- Opening Delimiter -

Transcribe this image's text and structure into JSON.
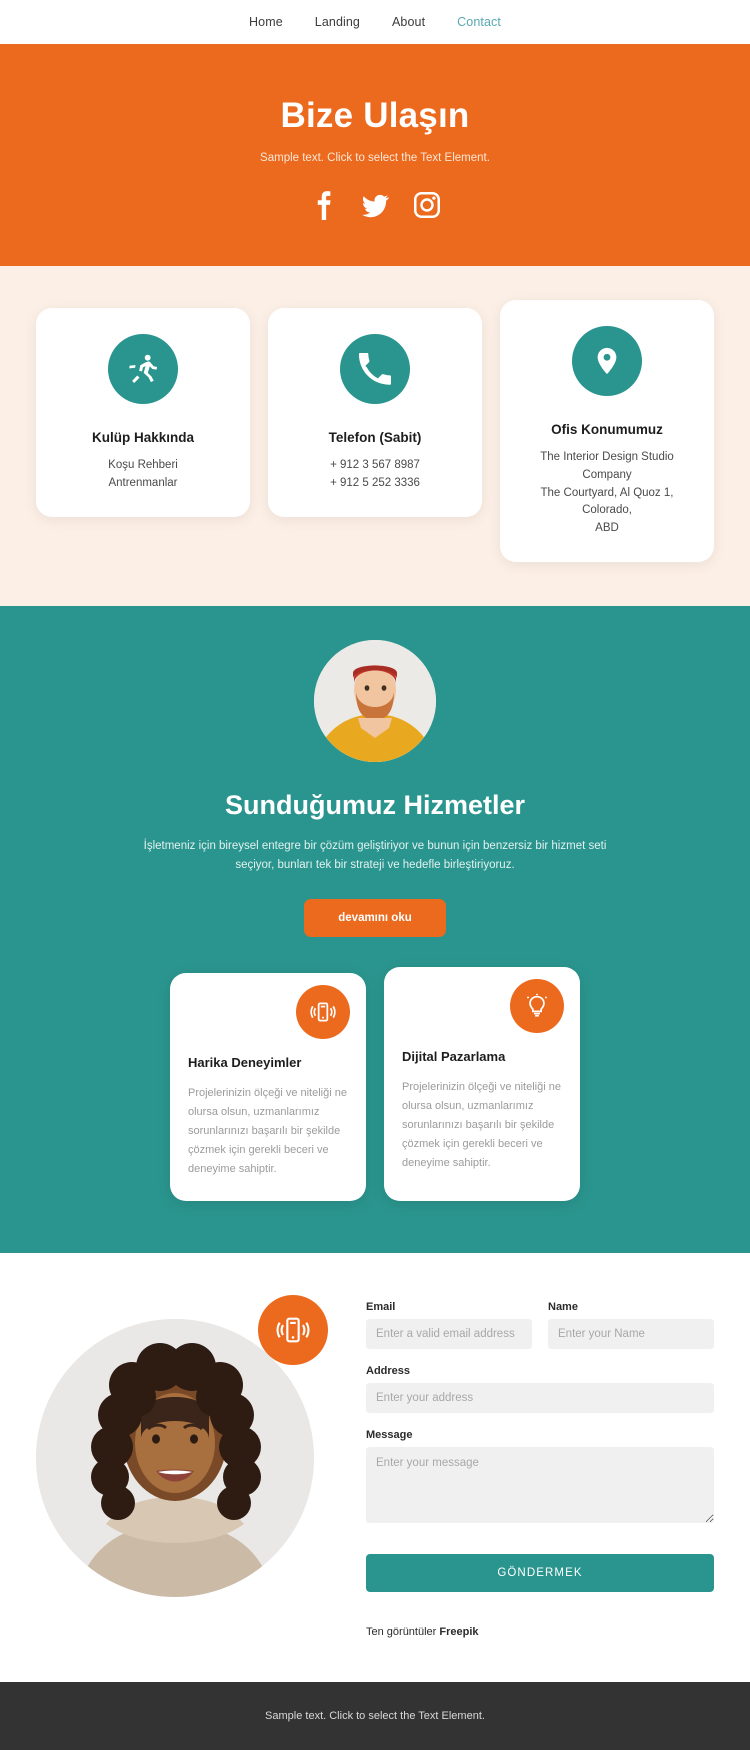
{
  "nav": {
    "items": [
      {
        "label": "Home",
        "active": false
      },
      {
        "label": "Landing",
        "active": false
      },
      {
        "label": "About",
        "active": false
      },
      {
        "label": "Contact",
        "active": true
      }
    ]
  },
  "hero": {
    "title": "Bize Ulaşın",
    "subtitle": "Sample text. Click to select the Text Element.",
    "socials": [
      {
        "name": "facebook-icon"
      },
      {
        "name": "twitter-icon"
      },
      {
        "name": "instagram-icon"
      }
    ],
    "bg_color": "#ec6a1e"
  },
  "info_cards": [
    {
      "icon": "running-icon",
      "title": "Kulüp Hakkında",
      "lines": [
        "Koşu Rehberi",
        "Antrenmanlar"
      ]
    },
    {
      "icon": "phone-icon",
      "title": "Telefon (Sabit)",
      "lines": [
        "+ 912 3 567 8987",
        "+ 912 5 252 3336"
      ]
    },
    {
      "icon": "location-pin-icon",
      "title": "Ofis Konumumuz",
      "lines": [
        "The Interior Design Studio Company",
        "The Courtyard, Al Quoz 1, Colorado,",
        "ABD"
      ]
    }
  ],
  "services": {
    "title": "Sunduğumuz Hizmetler",
    "text": "İşletmeniz için bireysel entegre bir çözüm geliştiriyor ve bunun için benzersiz bir hizmet seti seçiyor, bunları tek bir strateji ve hedefle birleştiriyoruz.",
    "button_label": "devamını oku",
    "bg_color": "#2a958e",
    "avatar": "bearded-man-avatar",
    "features": [
      {
        "icon": "mobile-vibrate-icon",
        "title": "Harika Deneyimler",
        "text": "Projelerinizin ölçeği ve niteliği ne olursa olsun, uzmanlarımız sorunlarınızı başarılı bir şekilde çözmek için gerekli beceri ve deneyime sahiptir."
      },
      {
        "icon": "lightbulb-icon",
        "title": "Dijital Pazarlama",
        "text": "Projelerinizin ölçeği ve niteliği ne olursa olsun, uzmanlarımız sorunlarınızı başarılı bir şekilde çözmek için gerekli beceri ve deneyime sahiptir."
      }
    ]
  },
  "contact": {
    "photo": "smiling-woman-photo",
    "photo_badge_icon": "mobile-vibrate-icon",
    "fields": {
      "email": {
        "label": "Email",
        "placeholder": "Enter a valid email address",
        "value": ""
      },
      "name": {
        "label": "Name",
        "placeholder": "Enter your Name",
        "value": ""
      },
      "address": {
        "label": "Address",
        "placeholder": "Enter your address",
        "value": ""
      },
      "message": {
        "label": "Message",
        "placeholder": "Enter your message",
        "value": ""
      }
    },
    "submit_label": "GÖNDERMEK",
    "credit_prefix": "Ten görüntüler ",
    "credit_brand": "Freepik"
  },
  "footer": {
    "text": "Sample text. Click to select the Text Element.",
    "bg_color": "#333333"
  }
}
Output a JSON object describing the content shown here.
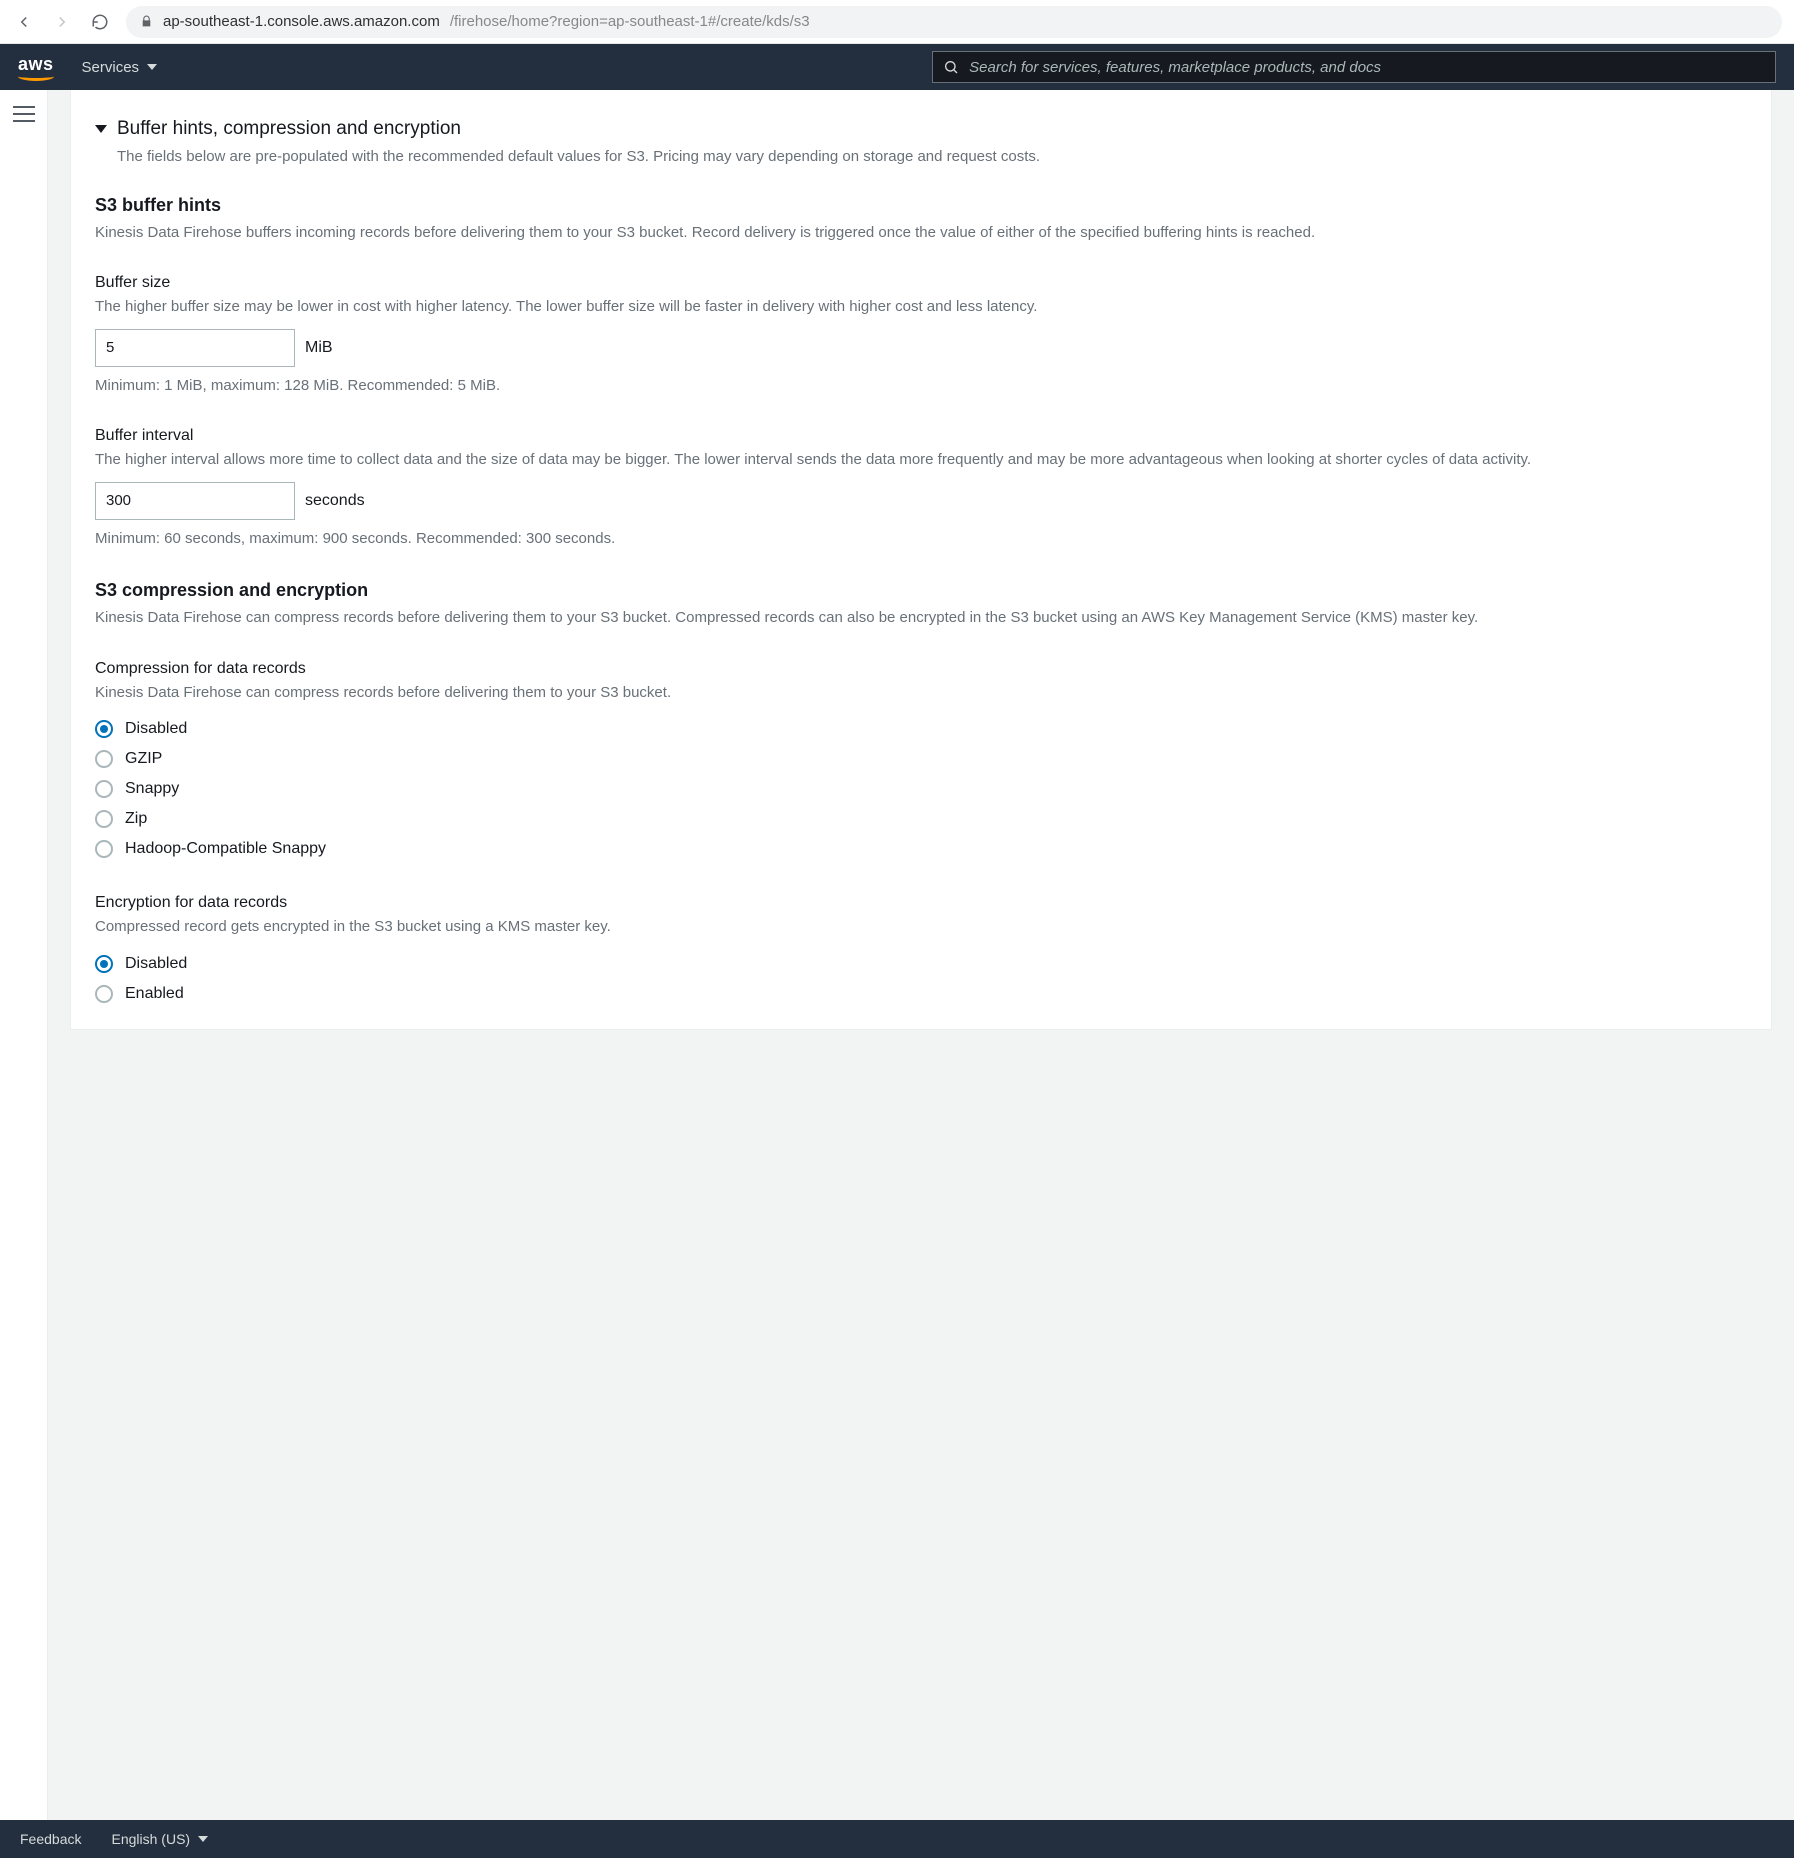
{
  "browser": {
    "url_host": "ap-southeast-1.console.aws.amazon.com",
    "url_path": "/firehose/home?region=ap-southeast-1#/create/kds/s3"
  },
  "nav": {
    "services": "Services",
    "search_placeholder": "Search for services, features, marketplace products, and docs"
  },
  "panel": {
    "heading": "Buffer hints, compression and encryption",
    "heading_desc": "The fields below are pre-populated with the recommended default values for S3. Pricing may vary depending on storage and request costs.",
    "buffer_hints": {
      "title": "S3 buffer hints",
      "desc": "Kinesis Data Firehose buffers incoming records before delivering them to your S3 bucket. Record delivery is triggered once the value of either of the specified buffering hints is reached."
    },
    "buffer_size": {
      "label": "Buffer size",
      "desc": "The higher buffer size may be lower in cost with higher latency. The lower buffer size will be faster in delivery with higher cost and less latency.",
      "value": "5",
      "unit": "MiB",
      "hint": "Minimum: 1 MiB, maximum: 128 MiB. Recommended: 5 MiB."
    },
    "buffer_interval": {
      "label": "Buffer interval",
      "desc": "The higher interval allows more time to collect data and the size of data may be bigger. The lower interval sends the data more frequently and may be more advantageous when looking at shorter cycles of data activity.",
      "value": "300",
      "unit": "seconds",
      "hint": "Minimum: 60 seconds, maximum: 900 seconds. Recommended: 300 seconds."
    },
    "compenc": {
      "title": "S3 compression and encryption",
      "desc": "Kinesis Data Firehose can compress records before delivering them to your S3 bucket. Compressed records can also be encrypted in the S3 bucket using an AWS Key Management Service (KMS) master key."
    },
    "compression": {
      "label": "Compression for data records",
      "desc": "Kinesis Data Firehose can compress records before delivering them to your S3 bucket.",
      "options": [
        "Disabled",
        "GZIP",
        "Snappy",
        "Zip",
        "Hadoop-Compatible Snappy"
      ],
      "selected": 0
    },
    "encryption": {
      "label": "Encryption for data records",
      "desc": "Compressed record gets encrypted in the S3 bucket using a KMS master key.",
      "options": [
        "Disabled",
        "Enabled"
      ],
      "selected": 0
    }
  },
  "footer": {
    "feedback": "Feedback",
    "language": "English (US)"
  }
}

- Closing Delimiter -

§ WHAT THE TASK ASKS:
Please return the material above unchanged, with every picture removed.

§ SOLUTION BELOW:
Transcribe this image's text and structure into JSON.
{
  "nav": {
    "items": [
      {
        "label": "Home",
        "active": false
      },
      {
        "label": "Landing",
        "active": false
      },
      {
        "label": "About",
        "active": false
      },
      {
        "label": "Contact",
        "active": true
      }
    ]
  },
  "hero": {
    "title": "Bize Ulaşın",
    "subtitle": "Sample text. Click to select the Text Element.",
    "socials": [
      {
        "name": "facebook-icon"
      },
      {
        "name": "twitter-icon"
      },
      {
        "name": "instagram-icon"
      }
    ],
    "bg_color": "#ec6a1e"
  },
  "info_cards": [
    {
      "icon": "running-icon",
      "title": "Kulüp Hakkında",
      "lines": [
        "Koşu Rehberi",
        "Antrenmanlar"
      ]
    },
    {
      "icon": "phone-icon",
      "title": "Telefon (Sabit)",
      "lines": [
        "+ 912 3 567 8987",
        "+ 912 5 252 3336"
      ]
    },
    {
      "icon": "location-pin-icon",
      "title": "Ofis Konumumuz",
      "lines": [
        "The Interior Design Studio Company",
        "The Courtyard, Al Quoz 1, Colorado,",
        "ABD"
      ]
    }
  ],
  "services": {
    "title": "Sunduğumuz Hizmetler",
    "text": "İşletmeniz için bireysel entegre bir çözüm geliştiriyor ve bunun için benzersiz bir hizmet seti seçiyor, bunları tek bir strateji ve hedefle birleştiriyoruz.",
    "button_label": "devamını oku",
    "bg_color": "#2a958e",
    "avatar": "bearded-man-avatar",
    "features": [
      {
        "icon": "mobile-vibrate-icon",
        "title": "Harika Deneyimler",
        "text": "Projelerinizin ölçeği ve niteliği ne olursa olsun, uzmanlarımız sorunlarınızı başarılı bir şekilde çözmek için gerekli beceri ve deneyime sahiptir."
      },
      {
        "icon": "lightbulb-icon",
        "title": "Dijital Pazarlama",
        "text": "Projelerinizin ölçeği ve niteliği ne olursa olsun, uzmanlarımız sorunlarınızı başarılı bir şekilde çözmek için gerekli beceri ve deneyime sahiptir."
      }
    ]
  },
  "contact": {
    "photo": "smiling-woman-photo",
    "photo_badge_icon": "mobile-vibrate-icon",
    "fields": {
      "email": {
        "label": "Email",
        "placeholder": "Enter a valid email address",
        "value": ""
      },
      "name": {
        "label": "Name",
        "placeholder": "Enter your Name",
        "value": ""
      },
      "address": {
        "label": "Address",
        "placeholder": "Enter your address",
        "value": ""
      },
      "message": {
        "label": "Message",
        "placeholder": "Enter your message",
        "value": ""
      }
    },
    "submit_label": "GÖNDERMEK",
    "credit_prefix": "Ten görüntüler ",
    "credit_brand": "Freepik"
  },
  "footer": {
    "text": "Sample text. Click to select the Text Element.",
    "bg_color": "#333333"
  }
}
Output a JSON object describing the content shown here.
{
  "browser": {
    "url_host": "ap-southeast-1.console.aws.amazon.com",
    "url_path": "/firehose/home?region=ap-southeast-1#/create/kds/s3"
  },
  "nav": {
    "services": "Services",
    "search_placeholder": "Search for services, features, marketplace products, and docs"
  },
  "panel": {
    "heading": "Buffer hints, compression and encryption",
    "heading_desc": "The fields below are pre-populated with the recommended default values for S3. Pricing may vary depending on storage and request costs.",
    "buffer_hints": {
      "title": "S3 buffer hints",
      "desc": "Kinesis Data Firehose buffers incoming records before delivering them to your S3 bucket. Record delivery is triggered once the value of either of the specified buffering hints is reached."
    },
    "buffer_size": {
      "label": "Buffer size",
      "desc": "The higher buffer size may be lower in cost with higher latency. The lower buffer size will be faster in delivery with higher cost and less latency.",
      "value": "5",
      "unit": "MiB",
      "hint": "Minimum: 1 MiB, maximum: 128 MiB. Recommended: 5 MiB."
    },
    "buffer_interval": {
      "label": "Buffer interval",
      "desc": "The higher interval allows more time to collect data and the size of data may be bigger. The lower interval sends the data more frequently and may be more advantageous when looking at shorter cycles of data activity.",
      "value": "300",
      "unit": "seconds",
      "hint": "Minimum: 60 seconds, maximum: 900 seconds. Recommended: 300 seconds."
    },
    "compenc": {
      "title": "S3 compression and encryption",
      "desc": "Kinesis Data Firehose can compress records before delivering them to your S3 bucket. Compressed records can also be encrypted in the S3 bucket using an AWS Key Management Service (KMS) master key."
    },
    "compression": {
      "label": "Compression for data records",
      "desc": "Kinesis Data Firehose can compress records before delivering them to your S3 bucket.",
      "options": [
        "Disabled",
        "GZIP",
        "Snappy",
        "Zip",
        "Hadoop-Compatible Snappy"
      ],
      "selected": 0
    },
    "encryption": {
      "label": "Encryption for data records",
      "desc": "Compressed record gets encrypted in the S3 bucket using a KMS master key.",
      "options": [
        "Disabled",
        "Enabled"
      ],
      "selected": 0
    }
  },
  "footer": {
    "feedback": "Feedback",
    "language": "English (US)"
  }
}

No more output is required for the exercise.